> [What to produce]
The required output is a number: how many lines of the data below include the string "Mask".

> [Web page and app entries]
==================================================

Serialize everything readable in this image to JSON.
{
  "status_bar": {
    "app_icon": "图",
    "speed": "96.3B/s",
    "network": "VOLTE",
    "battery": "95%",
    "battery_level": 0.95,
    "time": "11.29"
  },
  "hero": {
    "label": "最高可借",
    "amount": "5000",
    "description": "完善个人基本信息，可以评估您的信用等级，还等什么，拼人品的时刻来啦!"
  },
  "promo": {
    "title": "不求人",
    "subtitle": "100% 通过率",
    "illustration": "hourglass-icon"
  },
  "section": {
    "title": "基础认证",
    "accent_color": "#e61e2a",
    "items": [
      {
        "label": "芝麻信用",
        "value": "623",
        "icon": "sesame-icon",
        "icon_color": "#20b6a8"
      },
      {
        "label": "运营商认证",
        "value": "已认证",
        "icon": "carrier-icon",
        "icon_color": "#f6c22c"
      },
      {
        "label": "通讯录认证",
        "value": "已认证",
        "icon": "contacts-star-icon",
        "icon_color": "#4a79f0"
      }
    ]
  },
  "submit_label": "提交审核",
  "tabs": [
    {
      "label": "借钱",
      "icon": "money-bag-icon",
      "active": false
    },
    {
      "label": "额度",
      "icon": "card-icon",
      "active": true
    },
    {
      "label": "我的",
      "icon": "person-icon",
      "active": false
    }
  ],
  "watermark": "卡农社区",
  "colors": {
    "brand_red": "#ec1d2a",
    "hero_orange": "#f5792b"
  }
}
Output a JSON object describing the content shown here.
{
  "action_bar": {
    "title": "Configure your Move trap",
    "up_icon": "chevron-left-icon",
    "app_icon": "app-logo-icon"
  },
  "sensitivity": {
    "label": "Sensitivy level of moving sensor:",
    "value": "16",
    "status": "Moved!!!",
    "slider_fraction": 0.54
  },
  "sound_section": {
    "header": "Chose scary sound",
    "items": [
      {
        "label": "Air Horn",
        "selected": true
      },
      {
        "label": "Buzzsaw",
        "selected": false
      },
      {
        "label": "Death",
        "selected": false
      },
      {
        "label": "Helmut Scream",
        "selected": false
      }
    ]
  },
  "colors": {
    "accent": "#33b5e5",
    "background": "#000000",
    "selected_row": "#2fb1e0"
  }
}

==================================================

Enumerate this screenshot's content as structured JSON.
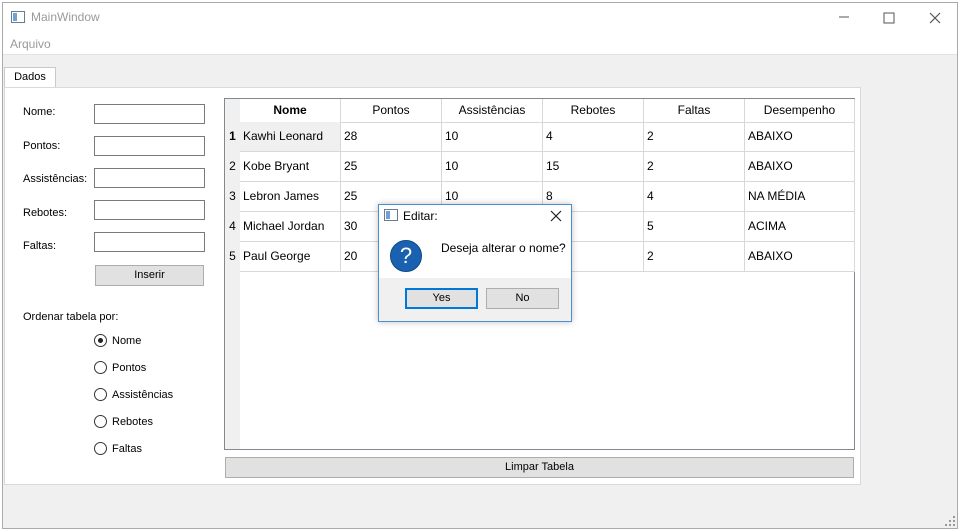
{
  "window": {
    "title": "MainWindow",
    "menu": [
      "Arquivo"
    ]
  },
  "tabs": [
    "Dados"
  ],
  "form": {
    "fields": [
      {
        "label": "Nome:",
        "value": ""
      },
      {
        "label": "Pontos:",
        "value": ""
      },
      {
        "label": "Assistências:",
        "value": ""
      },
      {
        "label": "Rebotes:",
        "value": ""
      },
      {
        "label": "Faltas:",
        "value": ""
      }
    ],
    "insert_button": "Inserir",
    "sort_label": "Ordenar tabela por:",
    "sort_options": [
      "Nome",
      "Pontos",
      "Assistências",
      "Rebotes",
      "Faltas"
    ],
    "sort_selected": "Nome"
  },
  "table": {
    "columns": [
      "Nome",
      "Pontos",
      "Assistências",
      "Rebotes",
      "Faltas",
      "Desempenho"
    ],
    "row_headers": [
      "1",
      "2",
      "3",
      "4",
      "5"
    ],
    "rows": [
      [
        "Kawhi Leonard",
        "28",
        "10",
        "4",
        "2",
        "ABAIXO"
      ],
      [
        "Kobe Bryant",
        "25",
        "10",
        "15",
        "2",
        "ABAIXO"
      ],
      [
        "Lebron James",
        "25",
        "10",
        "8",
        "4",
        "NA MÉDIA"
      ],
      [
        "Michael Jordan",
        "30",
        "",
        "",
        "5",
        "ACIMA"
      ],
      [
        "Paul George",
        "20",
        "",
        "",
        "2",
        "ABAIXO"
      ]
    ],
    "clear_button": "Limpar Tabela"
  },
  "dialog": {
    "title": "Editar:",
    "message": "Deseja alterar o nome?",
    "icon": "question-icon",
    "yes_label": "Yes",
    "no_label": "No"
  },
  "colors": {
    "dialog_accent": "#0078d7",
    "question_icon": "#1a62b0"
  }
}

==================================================

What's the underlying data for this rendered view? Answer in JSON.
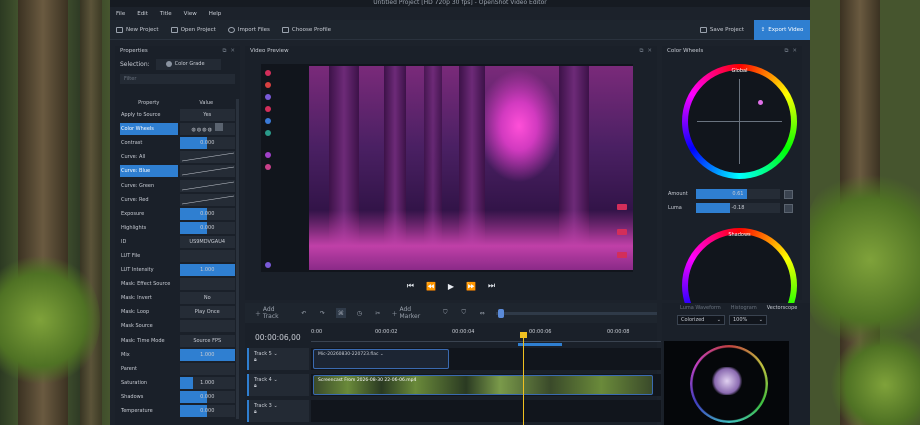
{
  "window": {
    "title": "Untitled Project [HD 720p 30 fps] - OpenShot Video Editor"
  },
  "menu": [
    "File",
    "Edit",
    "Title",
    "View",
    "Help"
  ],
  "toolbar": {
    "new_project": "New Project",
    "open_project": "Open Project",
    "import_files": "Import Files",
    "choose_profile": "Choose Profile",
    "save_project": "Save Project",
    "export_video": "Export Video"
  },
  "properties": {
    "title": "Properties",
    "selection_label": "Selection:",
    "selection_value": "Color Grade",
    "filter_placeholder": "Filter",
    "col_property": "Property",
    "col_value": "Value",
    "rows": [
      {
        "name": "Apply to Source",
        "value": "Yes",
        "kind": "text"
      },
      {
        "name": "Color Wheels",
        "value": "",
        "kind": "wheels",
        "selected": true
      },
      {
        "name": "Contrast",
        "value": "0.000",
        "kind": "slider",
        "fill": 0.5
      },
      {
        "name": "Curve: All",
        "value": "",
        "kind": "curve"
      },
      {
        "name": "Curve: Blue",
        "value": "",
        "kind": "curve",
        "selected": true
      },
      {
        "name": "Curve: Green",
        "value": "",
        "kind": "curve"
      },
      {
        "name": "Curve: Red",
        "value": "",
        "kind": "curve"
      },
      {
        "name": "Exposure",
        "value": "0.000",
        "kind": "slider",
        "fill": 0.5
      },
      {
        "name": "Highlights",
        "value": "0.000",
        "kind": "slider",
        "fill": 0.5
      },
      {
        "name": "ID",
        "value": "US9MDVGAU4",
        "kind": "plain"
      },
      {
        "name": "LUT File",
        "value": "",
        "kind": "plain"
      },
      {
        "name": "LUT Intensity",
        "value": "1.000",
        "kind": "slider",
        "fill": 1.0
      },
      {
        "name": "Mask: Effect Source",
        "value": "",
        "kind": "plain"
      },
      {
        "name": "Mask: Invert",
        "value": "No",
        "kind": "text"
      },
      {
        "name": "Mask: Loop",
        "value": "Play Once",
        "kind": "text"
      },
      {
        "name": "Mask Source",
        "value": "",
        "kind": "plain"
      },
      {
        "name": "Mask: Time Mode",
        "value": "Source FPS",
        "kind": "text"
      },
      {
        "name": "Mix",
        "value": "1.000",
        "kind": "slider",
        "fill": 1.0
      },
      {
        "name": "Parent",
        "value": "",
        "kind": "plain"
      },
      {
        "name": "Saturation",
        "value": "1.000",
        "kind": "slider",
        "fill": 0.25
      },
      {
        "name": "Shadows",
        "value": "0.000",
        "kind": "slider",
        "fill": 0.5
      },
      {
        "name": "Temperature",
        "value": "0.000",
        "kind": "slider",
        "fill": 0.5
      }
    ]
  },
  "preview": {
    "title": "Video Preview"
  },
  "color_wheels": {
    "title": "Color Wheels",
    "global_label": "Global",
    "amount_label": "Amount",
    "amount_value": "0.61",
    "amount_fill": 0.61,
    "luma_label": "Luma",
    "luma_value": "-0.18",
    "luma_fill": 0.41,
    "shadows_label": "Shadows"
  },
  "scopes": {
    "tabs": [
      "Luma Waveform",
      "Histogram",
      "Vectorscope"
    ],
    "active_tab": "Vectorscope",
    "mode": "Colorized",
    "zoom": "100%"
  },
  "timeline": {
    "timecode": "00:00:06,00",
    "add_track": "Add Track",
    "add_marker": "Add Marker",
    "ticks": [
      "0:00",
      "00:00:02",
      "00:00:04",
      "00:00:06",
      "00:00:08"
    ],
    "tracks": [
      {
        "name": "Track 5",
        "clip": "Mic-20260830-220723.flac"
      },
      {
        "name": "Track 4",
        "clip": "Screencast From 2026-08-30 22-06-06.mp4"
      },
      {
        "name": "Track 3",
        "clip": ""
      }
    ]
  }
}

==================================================

> [Result]
5